PARIS (AFP) ― Cold and dry today, Mars was previously warm and wet but possibly only at intervals, a study suggests.
Scientists have long puzzled over what happened to the water, the precious stuff of life, on the Red Planet.
Unmanned spacecraft have sent home tantalizing images of gouged canyons, valleys and sedimentary deltas, while landers have found hydrous rocks, all suggesting Mars at one time hosted hundreds of kilometers of rivers and lakes.
Today, though, Mars is too cold and the pressure of its carbon-dioxide atmosphere way too low for liquid water to exist. If you tried to pour water on its surface, it would simultaneously freeze and vaporize.
So when did Mars host liquid water?

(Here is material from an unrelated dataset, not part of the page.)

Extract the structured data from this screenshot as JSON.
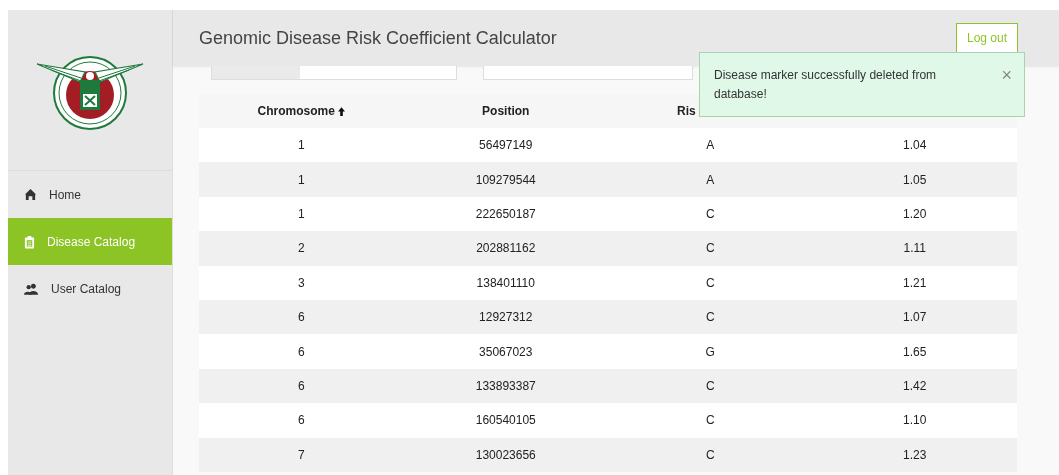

And what happened to it?
In a study published in the journal Nature Geoscience, planetary geologist Edwin Kite of the California Institute of Technology takes a new stab at the riddle.
Kite and his team measured craters, left on the Martian surface by asteroid collisions, to gain an idea of its past atmospheric pressure.
The principle behind their calculation is this: the thicker the atmosphere, the bigger the space rock has to be in order to survive the friction of contact with it.
Conversely, a thinner atmosphere means that smaller rocks are able to survive the descent and whack the surface. Kite’s team looked at 319 craters in Aeolis Dorsa, a 3.6-billion-year-old region that shows evidence of past rivers to get an indication.
They calculated that these craters were formed when Mars had atmospheric pressure of up to 0.9 bar.
This pressure is 150 times greater than that of today and intriguingly close to that of the water-rich planet Earth at sea level.
The bad news, though, is that Mars is far more distant from the sun than Earth and at that far-off time, our star was much less bright than now.
As a result, Mars would have required pressures of at least five bar for its surface to keep above the freezing point of water. It seems to have lacked a long-lasting thick atmosphere during its river period.
“If Mars did not have a stable multi-bar atmosphere at the time that the rivers were flowing ― as suggested by our results ― then a warm and wet carbon/water greenhouse is ruled out, and long-term average temperatures were most likely below freezing,” said the study.